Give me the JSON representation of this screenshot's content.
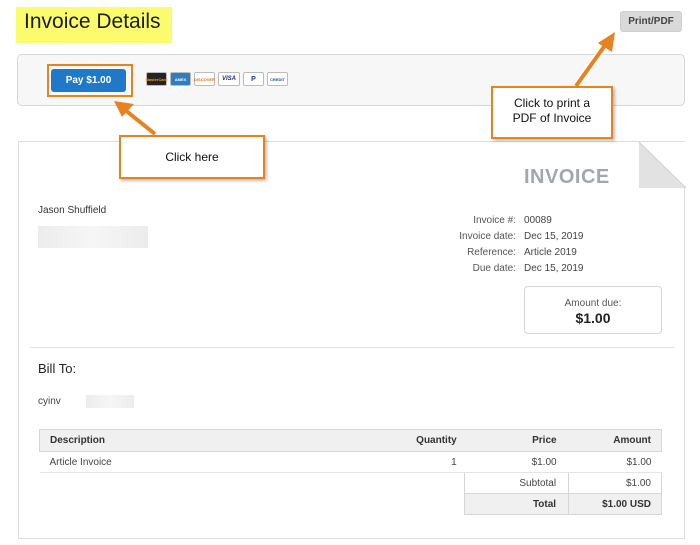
{
  "page": {
    "title": "Invoice Details"
  },
  "toolbar": {
    "print_label": "Print/PDF"
  },
  "payment": {
    "pay_label": "Pay $1.00",
    "cards": [
      {
        "name": "mastercard-icon",
        "text": "MasterCard"
      },
      {
        "name": "amex-icon",
        "text": "AMEX"
      },
      {
        "name": "discover-icon",
        "text": "DISCOVER"
      },
      {
        "name": "visa-icon",
        "text": "VISA"
      },
      {
        "name": "paypal-icon",
        "text": "P"
      },
      {
        "name": "paypal-credit-icon",
        "text": "CREDIT"
      }
    ]
  },
  "callouts": {
    "click_here": "Click here",
    "print_line1": "Click to print a",
    "print_line2": "PDF of Invoice"
  },
  "invoice": {
    "heading": "INVOICE",
    "customer_name": "Jason Shuffield",
    "meta": [
      {
        "label": "Invoice #:",
        "value": "00089"
      },
      {
        "label": "Invoice date:",
        "value": "Dec 15, 2019"
      },
      {
        "label": "Reference:",
        "value": "Article 2019"
      },
      {
        "label": "Due date:",
        "value": "Dec 15, 2019"
      }
    ],
    "amount_due_label": "Amount due:",
    "amount_due_value": "$1.00",
    "bill_to_label": "Bill To:",
    "bill_to_email": "cyinv",
    "table": {
      "headers": [
        "Description",
        "Quantity",
        "Price",
        "Amount"
      ],
      "rows": [
        {
          "description": "Article Invoice",
          "quantity": "1",
          "price": "$1.00",
          "amount": "$1.00"
        }
      ],
      "subtotal_label": "Subtotal",
      "subtotal_value": "$1.00",
      "total_label": "Total",
      "total_value": "$1.00 USD"
    }
  },
  "colors": {
    "accent": "#1f78c8",
    "callout_border": "#e8821f",
    "title_highlight": "#fbfb6e"
  }
}
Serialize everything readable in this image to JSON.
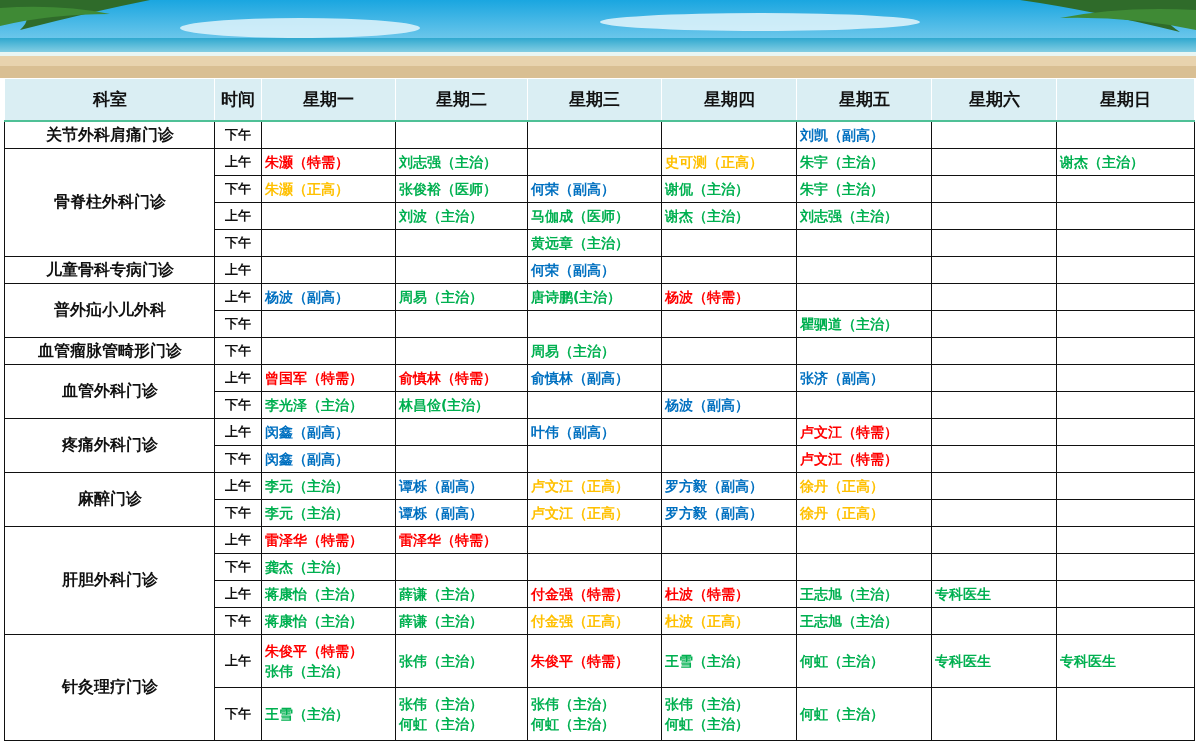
{
  "table": {
    "columns": [
      "科室",
      "时间",
      "星期一",
      "星期二",
      "星期三",
      "星期四",
      "星期五",
      "星期六",
      "星期日"
    ],
    "departments": [
      {
        "name": "关节外科肩痛门诊",
        "rows": [
          {
            "time": "下午",
            "cells": [
              [],
              [],
              [],
              [],
              [
                {
                  "text": "刘凯（副高）",
                  "color": "#0070c0"
                }
              ],
              [],
              []
            ]
          }
        ]
      },
      {
        "name": "骨脊柱外科门诊",
        "rows": [
          {
            "time": "上午",
            "cells": [
              [
                {
                  "text": "朱灏（特需）",
                  "color": "#ff0000"
                }
              ],
              [
                {
                  "text": "刘志强（主治）",
                  "color": "#00b050"
                }
              ],
              [],
              [
                {
                  "text": "史可测（正高）",
                  "color": "#ffc000"
                }
              ],
              [
                {
                  "text": "朱宇（主治）",
                  "color": "#00b050"
                }
              ],
              [],
              [
                {
                  "text": "谢杰（主治）",
                  "color": "#00b050"
                }
              ]
            ]
          },
          {
            "time": "下午",
            "cells": [
              [
                {
                  "text": "朱灏（正高）",
                  "color": "#ffc000"
                }
              ],
              [
                {
                  "text": "张俊裕（医师）",
                  "color": "#00b050"
                }
              ],
              [
                {
                  "text": "何荣（副高）",
                  "color": "#0070c0"
                }
              ],
              [
                {
                  "text": "谢侃（主治）",
                  "color": "#00b050"
                }
              ],
              [
                {
                  "text": "朱宇（主治）",
                  "color": "#00b050"
                }
              ],
              [],
              []
            ]
          },
          {
            "time": "上午",
            "cells": [
              [],
              [
                {
                  "text": "刘波（主治）",
                  "color": "#00b050"
                }
              ],
              [
                {
                  "text": "马伽成（医师）",
                  "color": "#00b050"
                }
              ],
              [
                {
                  "text": "谢杰（主治）",
                  "color": "#00b050"
                }
              ],
              [
                {
                  "text": "刘志强（主治）",
                  "color": "#00b050"
                }
              ],
              [],
              []
            ]
          },
          {
            "time": "下午",
            "cells": [
              [],
              [],
              [
                {
                  "text": "黄远章（主治）",
                  "color": "#00b050"
                }
              ],
              [],
              [],
              [],
              []
            ]
          }
        ]
      },
      {
        "name": "儿童骨科专病门诊",
        "rows": [
          {
            "time": "上午",
            "cells": [
              [],
              [],
              [
                {
                  "text": "何荣（副高）",
                  "color": "#0070c0"
                }
              ],
              [],
              [],
              [],
              []
            ]
          }
        ]
      },
      {
        "name": "普外疝小儿外科",
        "rows": [
          {
            "time": "上午",
            "cells": [
              [
                {
                  "text": "杨波（副高）",
                  "color": "#0070c0"
                }
              ],
              [
                {
                  "text": "周易（主治）",
                  "color": "#00b050"
                }
              ],
              [
                {
                  "text": "唐诗鹏(主治）",
                  "color": "#00b050"
                }
              ],
              [
                {
                  "text": "杨波（特需）",
                  "color": "#ff0000"
                }
              ],
              [],
              [],
              []
            ]
          },
          {
            "time": "下午",
            "cells": [
              [],
              [],
              [],
              [],
              [
                {
                  "text": "瞿驷道（主治）",
                  "color": "#00b050"
                }
              ],
              [],
              []
            ]
          }
        ]
      },
      {
        "name": "血管瘤脉管畸形门诊",
        "rows": [
          {
            "time": "下午",
            "cells": [
              [],
              [],
              [
                {
                  "text": "周易（主治）",
                  "color": "#00b050"
                }
              ],
              [],
              [],
              [],
              []
            ]
          }
        ]
      },
      {
        "name": "血管外科门诊",
        "rows": [
          {
            "time": "上午",
            "cells": [
              [
                {
                  "text": "曾国军（特需）",
                  "color": "#ff0000"
                }
              ],
              [
                {
                  "text": "俞慎林（特需）",
                  "color": "#ff0000"
                }
              ],
              [
                {
                  "text": "俞慎林（副高）",
                  "color": "#0070c0"
                }
              ],
              [],
              [
                {
                  "text": "张济（副高）",
                  "color": "#0070c0"
                }
              ],
              [],
              []
            ]
          },
          {
            "time": "下午",
            "cells": [
              [
                {
                  "text": "李光泽（主治）",
                  "color": "#00b050"
                }
              ],
              [
                {
                  "text": "林昌俭(主治）",
                  "color": "#00b050"
                }
              ],
              [],
              [
                {
                  "text": "杨波（副高）",
                  "color": "#0070c0"
                }
              ],
              [],
              [],
              []
            ]
          }
        ]
      },
      {
        "name": "疼痛外科门诊",
        "rows": [
          {
            "time": "上午",
            "cells": [
              [
                {
                  "text": "闵鑫（副高）",
                  "color": "#0070c0"
                }
              ],
              [],
              [
                {
                  "text": "叶伟（副高）",
                  "color": "#0070c0"
                }
              ],
              [],
              [
                {
                  "text": "卢文江（特需）",
                  "color": "#ff0000"
                }
              ],
              [],
              []
            ]
          },
          {
            "time": "下午",
            "cells": [
              [
                {
                  "text": "闵鑫（副高）",
                  "color": "#0070c0"
                }
              ],
              [],
              [],
              [],
              [
                {
                  "text": "卢文江（特需）",
                  "color": "#ff0000"
                }
              ],
              [],
              []
            ]
          }
        ]
      },
      {
        "name": "麻醉门诊",
        "rows": [
          {
            "time": "上午",
            "cells": [
              [
                {
                  "text": "李元（主治）",
                  "color": "#00b050"
                }
              ],
              [
                {
                  "text": "谭栎（副高）",
                  "color": "#0070c0"
                }
              ],
              [
                {
                  "text": "卢文江（正高）",
                  "color": "#ffc000"
                }
              ],
              [
                {
                  "text": "罗方毅（副高）",
                  "color": "#0070c0"
                }
              ],
              [
                {
                  "text": "徐丹（正高）",
                  "color": "#ffc000"
                }
              ],
              [],
              []
            ]
          },
          {
            "time": "下午",
            "cells": [
              [
                {
                  "text": "李元（主治）",
                  "color": "#00b050"
                }
              ],
              [
                {
                  "text": "谭栎（副高）",
                  "color": "#0070c0"
                }
              ],
              [
                {
                  "text": "卢文江（正高）",
                  "color": "#ffc000"
                }
              ],
              [
                {
                  "text": "罗方毅（副高）",
                  "color": "#0070c0"
                }
              ],
              [
                {
                  "text": "徐丹（正高）",
                  "color": "#ffc000"
                }
              ],
              [],
              []
            ]
          }
        ]
      },
      {
        "name": "肝胆外科门诊",
        "rows": [
          {
            "time": "上午",
            "cells": [
              [
                {
                  "text": "雷泽华（特需）",
                  "color": "#ff0000"
                }
              ],
              [
                {
                  "text": "雷泽华（特需）",
                  "color": "#ff0000"
                }
              ],
              [],
              [],
              [],
              [],
              []
            ]
          },
          {
            "time": "下午",
            "cells": [
              [
                {
                  "text": "龚杰（主治）",
                  "color": "#00b050"
                }
              ],
              [],
              [],
              [],
              [],
              [],
              []
            ]
          },
          {
            "time": "上午",
            "cells": [
              [
                {
                  "text": "蒋康怡（主治）",
                  "color": "#00b050"
                }
              ],
              [
                {
                  "text": "薛谦（主治）",
                  "color": "#00b050"
                }
              ],
              [
                {
                  "text": "付金强（特需）",
                  "color": "#ff0000"
                }
              ],
              [
                {
                  "text": "杜波（特需）",
                  "color": "#ff0000"
                }
              ],
              [
                {
                  "text": "王志旭（主治）",
                  "color": "#00b050"
                }
              ],
              [
                {
                  "text": "专科医生",
                  "color": "#00b050"
                }
              ],
              []
            ]
          },
          {
            "time": "下午",
            "cells": [
              [
                {
                  "text": "蒋康怡（主治）",
                  "color": "#00b050"
                }
              ],
              [
                {
                  "text": "薛谦（主治）",
                  "color": "#00b050"
                }
              ],
              [
                {
                  "text": "付金强（正高）",
                  "color": "#ffc000"
                }
              ],
              [
                {
                  "text": "杜波（正高）",
                  "color": "#ffc000"
                }
              ],
              [
                {
                  "text": "王志旭（主治）",
                  "color": "#00b050"
                }
              ],
              [],
              []
            ]
          }
        ]
      },
      {
        "name": "针灸理疗门诊",
        "rows": [
          {
            "time": "上午",
            "cells": [
              [
                {
                  "text": "朱俊平（特需）",
                  "color": "#ff0000"
                },
                {
                  "text": "张伟（主治）",
                  "color": "#00b050"
                }
              ],
              [
                {
                  "text": "张伟（主治）",
                  "color": "#00b050"
                }
              ],
              [
                {
                  "text": "朱俊平（特需）",
                  "color": "#ff0000"
                }
              ],
              [
                {
                  "text": "王雪（主治）",
                  "color": "#00b050"
                }
              ],
              [
                {
                  "text": "何虹（主治）",
                  "color": "#00b050"
                }
              ],
              [
                {
                  "text": "专科医生",
                  "color": "#00b050"
                }
              ],
              [
                {
                  "text": "专科医生",
                  "color": "#00b050"
                }
              ]
            ]
          },
          {
            "time": "下午",
            "cells": [
              [
                {
                  "text": "王雪（主治）",
                  "color": "#00b050"
                }
              ],
              [
                {
                  "text": "张伟（主治）",
                  "color": "#00b050"
                },
                {
                  "text": "何虹（主治）",
                  "color": "#00b050"
                }
              ],
              [
                {
                  "text": "张伟（主治）",
                  "color": "#00b050"
                },
                {
                  "text": "何虹（主治）",
                  "color": "#00b050"
                }
              ],
              [
                {
                  "text": "张伟（主治）",
                  "color": "#00b050"
                },
                {
                  "text": "何虹（主治）",
                  "color": "#00b050"
                }
              ],
              [
                {
                  "text": "何虹（主治）",
                  "color": "#00b050"
                }
              ],
              [],
              []
            ]
          }
        ]
      }
    ]
  }
}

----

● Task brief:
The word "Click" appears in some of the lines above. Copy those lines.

● Response to the task:
    "click_here": "Click here",
    "print_line1": "Click to print a",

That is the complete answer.